2. Look up the Failure Type for each HMC in the HMC vs. Action Taken Code (ATC) Matrix (suggested matrix shown below).
3. Assign the lowest (most severe) failure type to the Item.
Key Part Code and Key Action Recommendation Process
For Events in the MEVENT Index:
1. Delete any Key Action codes (KACT) where KACT=K
2. Rank Items within an event by Report Date and last stop time.
3. Set KACT=K for Items with the following priority:
3.1 Action with Type 1 failure (if more than one, use ranking scheme).
3.2 Action with Type 2 failure (if more than one, use ranking scheme).
3.3 Action with Type 6 failure (if more than one, use ranking scheme).
3.4 No corrective maintenance.
Ranking Scheme: (ties move to next level)
Failure: 1,2,6, then null. If there is a tie then:
Level of Maintenance: Depot, Intermediate, then Organizational. If there is a tie then:
Intermediate or Depot Level Items: ATCs with a Unit (UN) of one ranked in order (highest to lowest): A92345678BFKGLXZVJ. If there is a tie then:
Last Intermediate of Depot Level Item. Organizational Level Items: ATCs with a Unit (UN) of one ranked in order (highest to lowest): RPFKGLTZJVWSHXEI. If there is a tie then:
Last Organizational Level Item.
Work-fields are used by the JRMET to characterize a SEDS item (maintenance record) within a maintenance event (several records within a JCN). These are then used by SEDS analysis tools to calculate reliability and maintainability results.

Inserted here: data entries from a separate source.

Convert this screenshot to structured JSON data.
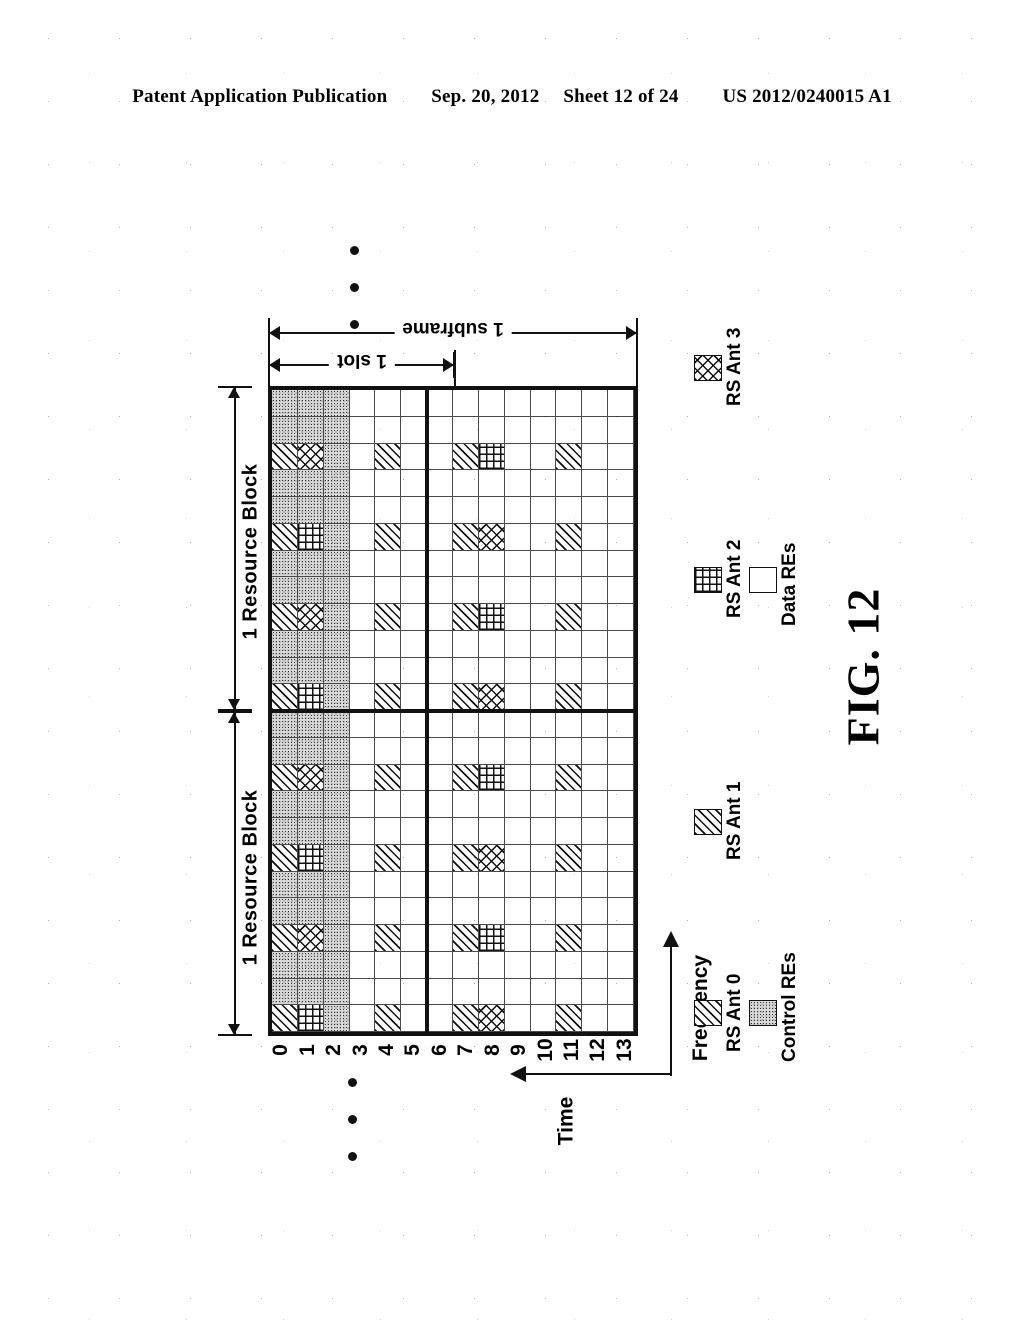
{
  "header": {
    "publication": "Patent Application Publication",
    "date": "Sep. 20, 2012",
    "sheet": "Sheet 12 of 24",
    "document_number": "US 2012/0240015 A1"
  },
  "figure": {
    "label": "FIG. 12",
    "axes": {
      "vertical": "Frequency",
      "horizontal": "Time"
    },
    "spans": {
      "subframe": "1 subframe",
      "slot": "1 slot"
    },
    "resource_blocks": [
      {
        "label": "1 Resource Block"
      },
      {
        "label": "1 Resource Block"
      }
    ],
    "column_indices": [
      "0",
      "1",
      "2",
      "3",
      "4",
      "5",
      "6",
      "7",
      "8",
      "9",
      "10",
      "11",
      "12",
      "13"
    ],
    "legend": [
      {
        "id": "rs-ant-0",
        "label": "RS Ant 0",
        "pattern": "diagonal-hatch"
      },
      {
        "id": "control",
        "label": "Control REs",
        "pattern": "stipple"
      },
      {
        "id": "rs-ant-1",
        "label": "RS Ant 1",
        "pattern": "diagonal-hatch"
      },
      {
        "id": "rs-ant-2",
        "label": "RS Ant 2",
        "pattern": "square-grid"
      },
      {
        "id": "data",
        "label": "Data REs",
        "pattern": "blank"
      },
      {
        "id": "rs-ant-3",
        "label": "RS Ant 3",
        "pattern": "cross-hatch"
      }
    ]
  },
  "chart_data": {
    "type": "heatmap",
    "title": "FIG. 12",
    "xlabel": "Time",
    "ylabel": "Frequency",
    "columns": 14,
    "rows": 24,
    "column_labels": [
      "0",
      "1",
      "2",
      "3",
      "4",
      "5",
      "6",
      "7",
      "8",
      "9",
      "10",
      "11",
      "12",
      "13"
    ],
    "slot_boundary_after_column": 6,
    "resource_block_boundary_after_row": 11,
    "cell_types": [
      "control",
      "ant0",
      "ant1",
      "ant2",
      "ant3",
      "data"
    ],
    "legend_mapping": {
      "control": "Control REs",
      "ant0": "RS Ant 0",
      "ant1": "RS Ant 1",
      "ant2": "RS Ant 2",
      "ant3": "RS Ant 3",
      "data": "Data REs"
    },
    "grid": [
      [
        "control",
        "control",
        "control",
        "data",
        "data",
        "data",
        "data",
        "data",
        "data",
        "data",
        "data",
        "data",
        "data",
        "data"
      ],
      [
        "control",
        "control",
        "control",
        "data",
        "data",
        "data",
        "data",
        "data",
        "data",
        "data",
        "data",
        "data",
        "data",
        "data"
      ],
      [
        "ant0",
        "ant3",
        "control",
        "data",
        "ant0",
        "data",
        "data",
        "ant0",
        "ant2",
        "data",
        "data",
        "ant0",
        "data",
        "data"
      ],
      [
        "control",
        "control",
        "control",
        "data",
        "data",
        "data",
        "data",
        "data",
        "data",
        "data",
        "data",
        "data",
        "data",
        "data"
      ],
      [
        "control",
        "control",
        "control",
        "data",
        "data",
        "data",
        "data",
        "data",
        "data",
        "data",
        "data",
        "data",
        "data",
        "data"
      ],
      [
        "ant0",
        "ant2",
        "control",
        "data",
        "ant0",
        "data",
        "data",
        "ant0",
        "ant3",
        "data",
        "data",
        "ant0",
        "data",
        "data"
      ],
      [
        "control",
        "control",
        "control",
        "data",
        "data",
        "data",
        "data",
        "data",
        "data",
        "data",
        "data",
        "data",
        "data",
        "data"
      ],
      [
        "control",
        "control",
        "control",
        "data",
        "data",
        "data",
        "data",
        "data",
        "data",
        "data",
        "data",
        "data",
        "data",
        "data"
      ],
      [
        "ant0",
        "ant3",
        "control",
        "data",
        "ant0",
        "data",
        "data",
        "ant0",
        "ant2",
        "data",
        "data",
        "ant0",
        "data",
        "data"
      ],
      [
        "control",
        "control",
        "control",
        "data",
        "data",
        "data",
        "data",
        "data",
        "data",
        "data",
        "data",
        "data",
        "data",
        "data"
      ],
      [
        "control",
        "control",
        "control",
        "data",
        "data",
        "data",
        "data",
        "data",
        "data",
        "data",
        "data",
        "data",
        "data",
        "data"
      ],
      [
        "ant0",
        "ant2",
        "control",
        "data",
        "ant0",
        "data",
        "data",
        "ant0",
        "ant3",
        "data",
        "data",
        "ant0",
        "data",
        "data"
      ],
      [
        "control",
        "control",
        "control",
        "data",
        "data",
        "data",
        "data",
        "data",
        "data",
        "data",
        "data",
        "data",
        "data",
        "data"
      ],
      [
        "control",
        "control",
        "control",
        "data",
        "data",
        "data",
        "data",
        "data",
        "data",
        "data",
        "data",
        "data",
        "data",
        "data"
      ],
      [
        "ant0",
        "ant3",
        "control",
        "data",
        "ant0",
        "data",
        "data",
        "ant0",
        "ant2",
        "data",
        "data",
        "ant0",
        "data",
        "data"
      ],
      [
        "control",
        "control",
        "control",
        "data",
        "data",
        "data",
        "data",
        "data",
        "data",
        "data",
        "data",
        "data",
        "data",
        "data"
      ],
      [
        "control",
        "control",
        "control",
        "data",
        "data",
        "data",
        "data",
        "data",
        "data",
        "data",
        "data",
        "data",
        "data",
        "data"
      ],
      [
        "ant0",
        "ant2",
        "control",
        "data",
        "ant0",
        "data",
        "data",
        "ant0",
        "ant3",
        "data",
        "data",
        "ant0",
        "data",
        "data"
      ],
      [
        "control",
        "control",
        "control",
        "data",
        "data",
        "data",
        "data",
        "data",
        "data",
        "data",
        "data",
        "data",
        "data",
        "data"
      ],
      [
        "control",
        "control",
        "control",
        "data",
        "data",
        "data",
        "data",
        "data",
        "data",
        "data",
        "data",
        "data",
        "data",
        "data"
      ],
      [
        "ant0",
        "ant3",
        "control",
        "data",
        "ant0",
        "data",
        "data",
        "ant0",
        "ant2",
        "data",
        "data",
        "ant0",
        "data",
        "data"
      ],
      [
        "control",
        "control",
        "control",
        "data",
        "data",
        "data",
        "data",
        "data",
        "data",
        "data",
        "data",
        "data",
        "data",
        "data"
      ],
      [
        "control",
        "control",
        "control",
        "data",
        "data",
        "data",
        "data",
        "data",
        "data",
        "data",
        "data",
        "data",
        "data",
        "data"
      ],
      [
        "ant0",
        "ant2",
        "control",
        "data",
        "ant0",
        "data",
        "data",
        "ant0",
        "ant3",
        "data",
        "data",
        "ant0",
        "data",
        "data"
      ]
    ]
  }
}
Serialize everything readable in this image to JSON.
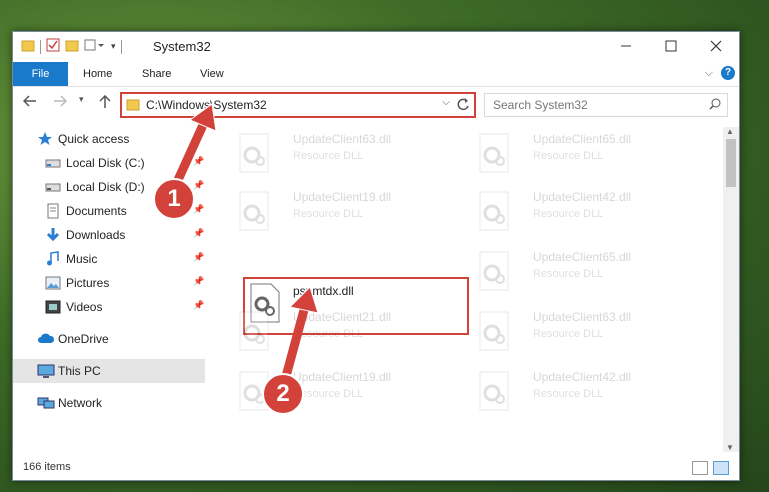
{
  "window": {
    "title": "System32",
    "controls": [
      "minimize",
      "maximize",
      "close"
    ]
  },
  "ribbon": {
    "tabs": [
      "File",
      "Home",
      "Share",
      "View"
    ],
    "expand_icon": "chevron-down-icon",
    "help_label": "?"
  },
  "address": {
    "path": "C:\\Windows\\System32",
    "search_placeholder": "Search System32"
  },
  "sidebar": {
    "items": [
      {
        "label": "Quick access",
        "icon": "star-icon",
        "pinned": false
      },
      {
        "label": "Local Disk (C:)",
        "icon": "drive-icon",
        "pinned": true
      },
      {
        "label": "Local Disk (D:)",
        "icon": "drive-icon",
        "pinned": true
      },
      {
        "label": "Documents",
        "icon": "documents-icon",
        "pinned": true
      },
      {
        "label": "Downloads",
        "icon": "downloads-icon",
        "pinned": true
      },
      {
        "label": "Music",
        "icon": "music-icon",
        "pinned": true
      },
      {
        "label": "Pictures",
        "icon": "pictures-icon",
        "pinned": true
      },
      {
        "label": "Videos",
        "icon": "videos-icon",
        "pinned": true
      },
      {
        "label": "OneDrive",
        "icon": "cloud-icon",
        "pinned": false
      },
      {
        "label": "This PC",
        "icon": "computer-icon",
        "pinned": false,
        "selected": true
      },
      {
        "label": "Network",
        "icon": "network-icon",
        "pinned": false
      }
    ]
  },
  "files": [
    {
      "name": "UpdateClient63.dll",
      "type": "Resource DLL"
    },
    {
      "name": "UpdateClient65.dll",
      "type": "Resource DLL"
    },
    {
      "name": "UpdateClient19.dll",
      "type": "Resource DLL"
    },
    {
      "name": "UpdateClient42.dll",
      "type": "Resource DLL"
    },
    {
      "name": "pspmtdx.dll",
      "type": ""
    },
    {
      "name": "UpdateClient65.dll",
      "type": "Resource DLL"
    },
    {
      "name": "UpdateClient21.dll",
      "type": "Resource DLL"
    },
    {
      "name": "UpdateClient63.dll",
      "type": "Resource DLL"
    },
    {
      "name": "UpdateClient19.dll",
      "type": "Resource DLL"
    },
    {
      "name": "UpdateClient42.dll",
      "type": "Resource DLL"
    }
  ],
  "status": {
    "item_count": "166 items"
  },
  "callouts": [
    "1",
    "2"
  ],
  "colors": {
    "accent": "#1979ca",
    "highlight": "#d2423a"
  }
}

While the invention has been described in its presently preferred embodiment it is understood that the words which have been used are words of description rather that words of limitation and that changes within the purview of the appended claims may be made without departing from the scope and spirit of the invention in its broader aspects.